Many of the petitioners interviewed used hunger strikes as a form of protest, but the response from authorities was nothing short of brutal. Hunger strikers were routinely placed on “death beds,” their bodies strapped down tightly while their mouths were wrenched open and feeding tubes forced down their throats. Confined this way for days, many of the women came away with permanent scars and broken and loosened teeth. In extreme cases, women subjected to these various treatments have developed serious mental illness and been forced to undergo radical treatments, including electroshock.
Seeking Redress on Shaky Ground
Whether describing inhuman treatment, exploitative working conditions, or the quality of food and sanitation, a recurring theme in the article is that the conditions at Masanjia fail to meet norms set forth in Chinese laws and regulations. This fact seems obvious even to those running the carceral institution, but despite such recognition, incarcerated women appear to have little recourse to protection.
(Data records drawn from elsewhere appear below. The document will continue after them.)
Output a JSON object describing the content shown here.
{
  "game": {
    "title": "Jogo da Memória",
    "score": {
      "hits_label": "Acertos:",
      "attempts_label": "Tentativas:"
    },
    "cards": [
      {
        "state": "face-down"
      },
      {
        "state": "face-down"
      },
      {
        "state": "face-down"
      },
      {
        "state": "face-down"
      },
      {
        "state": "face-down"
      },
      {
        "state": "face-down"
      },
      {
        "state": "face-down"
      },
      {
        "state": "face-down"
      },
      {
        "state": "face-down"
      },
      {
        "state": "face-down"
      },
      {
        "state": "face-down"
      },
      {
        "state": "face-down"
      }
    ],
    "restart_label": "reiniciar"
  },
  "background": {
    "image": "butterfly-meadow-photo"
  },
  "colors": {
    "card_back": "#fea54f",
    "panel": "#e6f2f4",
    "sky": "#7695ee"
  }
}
An anonymous source quoted throughout the article repeatedly blames the system of “stability maintenance” for putting undue pressure on the RTL apparatus—in particular, for institutionalizing people who do not meet the criteria for confinement. “In the past, the people sent here were really bad types,” the informant explained. “Now, it’s vulnerable groups like petitioners or university students involved in pyramid schemes. I feel pity for them.” Because petitioners, in particular, tend not to acknowledge that they have violated any laws, “they don’t acknowledge guilt and they don’t work—this puts us in a difficult position.”
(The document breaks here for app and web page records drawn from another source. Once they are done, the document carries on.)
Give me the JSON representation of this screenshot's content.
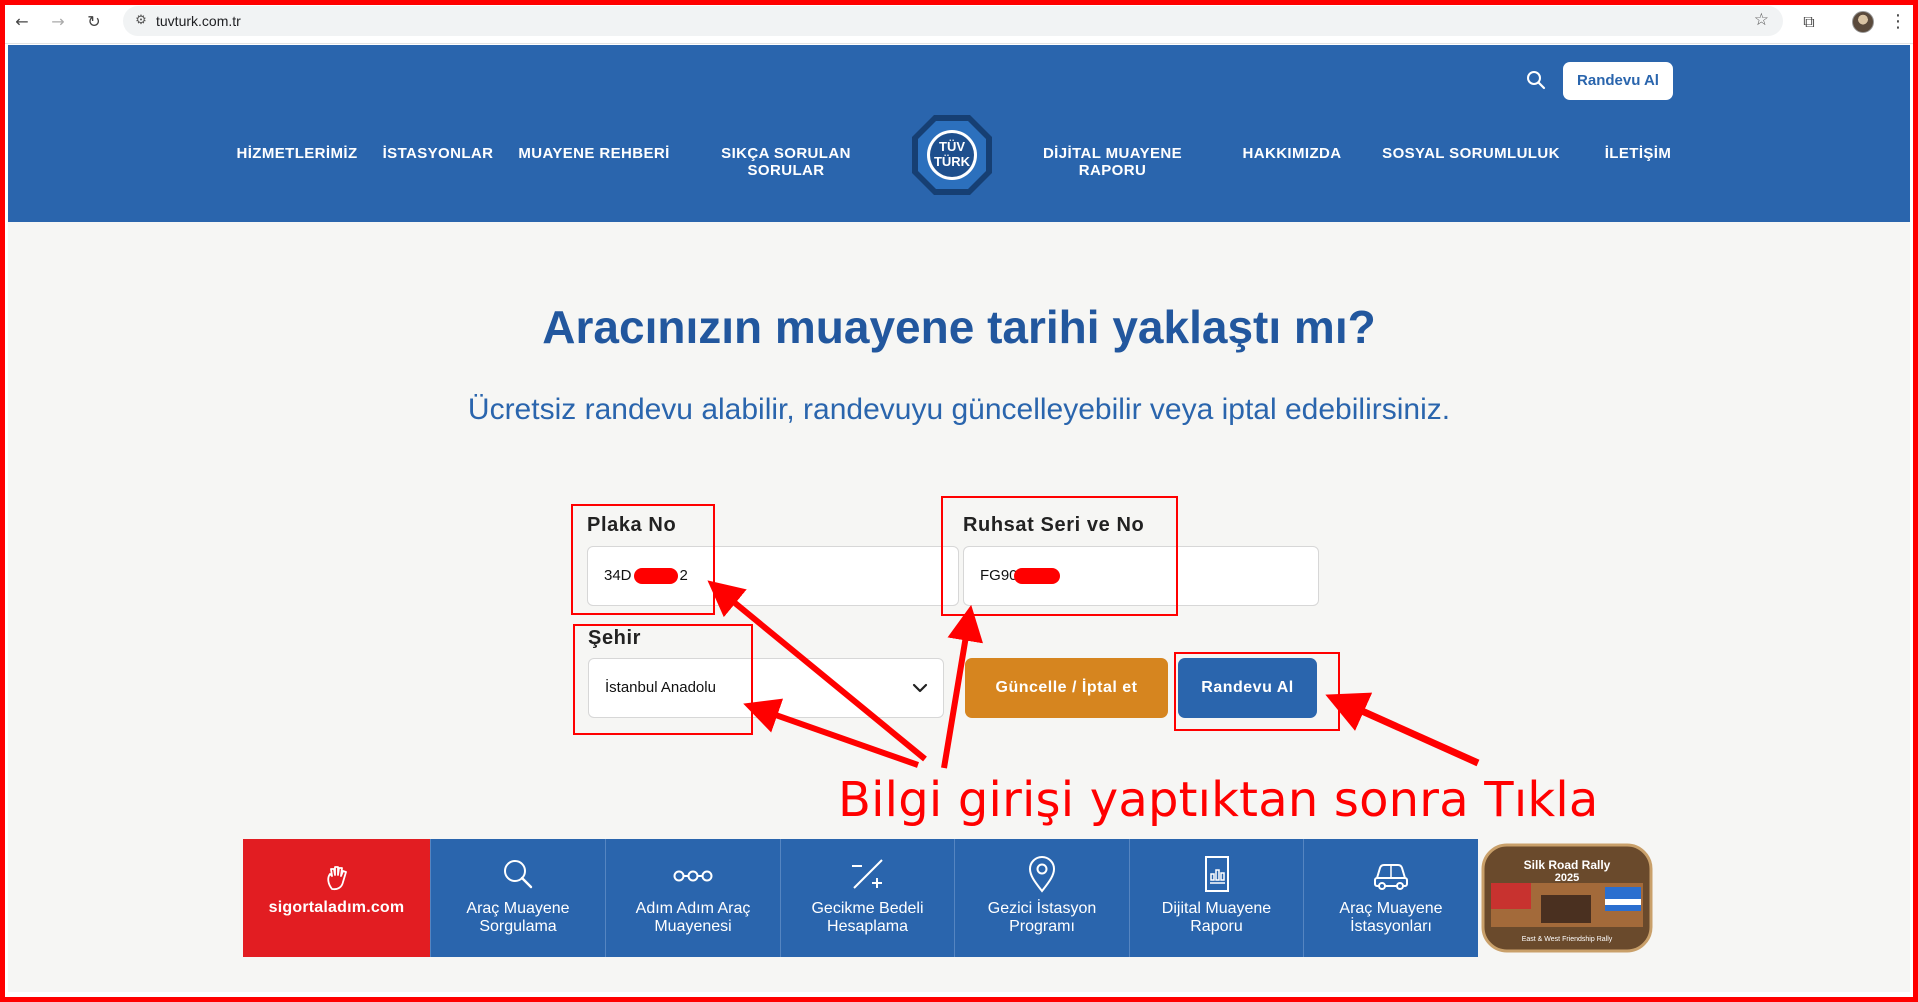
{
  "browser": {
    "url": "tuvturk.com.tr",
    "icons": [
      "back-icon",
      "forward-icon",
      "reload-icon",
      "site-settings-icon",
      "star-icon",
      "extensions-icon",
      "profile-avatar",
      "menu-icon"
    ]
  },
  "header": {
    "nav_left": [
      "HİZMETLERİMİZ",
      "İSTASYONLAR",
      "MUAYENE REHBERİ",
      "SIKÇA SORULAN SORULAR"
    ],
    "nav_right": [
      "DİJİTAL MUAYENE RAPORU",
      "HAKKIMIZDA",
      "SOSYAL SORUMLULUK",
      "İLETİŞİM"
    ],
    "logo_line1": "TÜV",
    "logo_line2": "TÜRK",
    "cta": "Randevu Al",
    "colors": {
      "primary": "#2a65ad",
      "white": "#ffffff"
    }
  },
  "hero": {
    "title": "Aracınızın muayene tarihi yaklaştı mı?",
    "subtitle": "Ücretsiz randevu alabilir, randevuyu güncelleyebilir veya iptal edebilirsiniz."
  },
  "form": {
    "plate_label": "Plaka No",
    "plate_value_start": "34D",
    "plate_value_end": "2",
    "license_label": "Ruhsat Seri ve No",
    "license_value_start": "FG90",
    "city_label": "Şehir",
    "city_value": "İstanbul Anadolu",
    "update_button": "Güncelle / İptal et",
    "book_button": "Randevu Al",
    "colors": {
      "update": "#d6851f",
      "book": "#2a65ad",
      "redaction": "#ff0000"
    }
  },
  "annotation": {
    "text": "Bilgi girişi yaptıktan sonra Tıkla",
    "color": "#ff0000"
  },
  "services": {
    "brand": "sigortaladım.com",
    "brand_color": "#e21d22",
    "tiles": [
      {
        "icon": "search-icon",
        "label1": "Araç Muayene",
        "label2": "Sorgulama"
      },
      {
        "icon": "steps-icon",
        "label1": "Adım Adım Araç",
        "label2": "Muayenesi"
      },
      {
        "icon": "late-fee-icon",
        "label1": "Gecikme Bedeli",
        "label2": "Hesaplama"
      },
      {
        "icon": "location-pin-icon",
        "label1": "Gezici İstasyon",
        "label2": "Programı"
      },
      {
        "icon": "report-icon",
        "label1": "Dijital Muayene",
        "label2": "Raporu"
      },
      {
        "icon": "car-icon",
        "label1": "Araç Muayene",
        "label2": "İstasyonları"
      }
    ],
    "badge": {
      "line1": "Silk Road Rally",
      "year": "2025",
      "line2": "East & West Friendship Rally"
    }
  }
}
Procurators assigned to monitor conditions at the RTL facility are flooded with complaints, and they seem to investigate many. But gathering evidence can be difficult. The worst abuses often occur beyond the reaches of closed-circuit cameras, and potentially implicating footage is often erased. When investigators do find evidence of wrongdoing, it tends to be classified as a “disciplinary violation” for internal handling, rather than criminal prosecution. Given RTL’s shaky legal foundation, the basis for procuratorial oversight is unclear, and procurators at Masanjia seem reluctant to “take on the entire facility.” Since 2004, there has only been one criminal prosecution at Masanjia, when a guard was sentenced to 12 years in prison for assaulting an incarcerated woman, leaving her in a coma.
Some women have succeeded in getting their RTL decisions overturned through administrative litigation, but results are not guaranteed, even with clear evidence of violation. After one woman successfully had her RTL decision annulled, the Chaoyang RTL committee appealed, arguing: “Though there were flaws in the procedure [we] used . . . there was nothing inappropriate about the decision to send [her] to RTL. [The decision] was made in the interest of preserving overall stability and accords with the local law-enforcement realities of Chaoyang. Sending [her] to RTL benefits the preservation of social order and stability.”
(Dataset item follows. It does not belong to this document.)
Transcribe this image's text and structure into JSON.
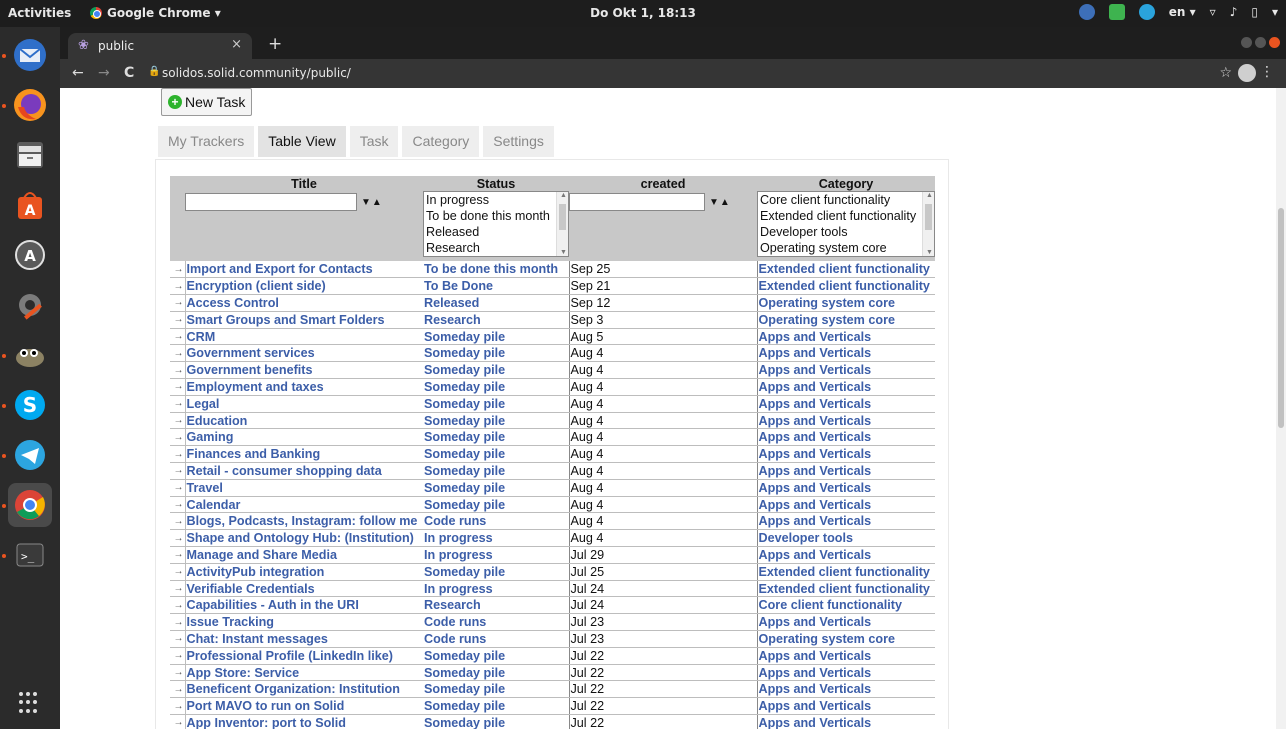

The appeals court ultimately upheld the lower court’s decision to annul the RTL decision, a welcome rejection of the “stability above all else” mentality that has dominated China’s criminal justice system for too long. That type of mentality still has deep roots in China’s law enforcement institutions, but exposure of the many social costs associated with the overriding priority given to stability is leading the public to demand change. As Chinese authorities prepare to bring an end to RTL, and replace it with something new, these demands must be taken into account.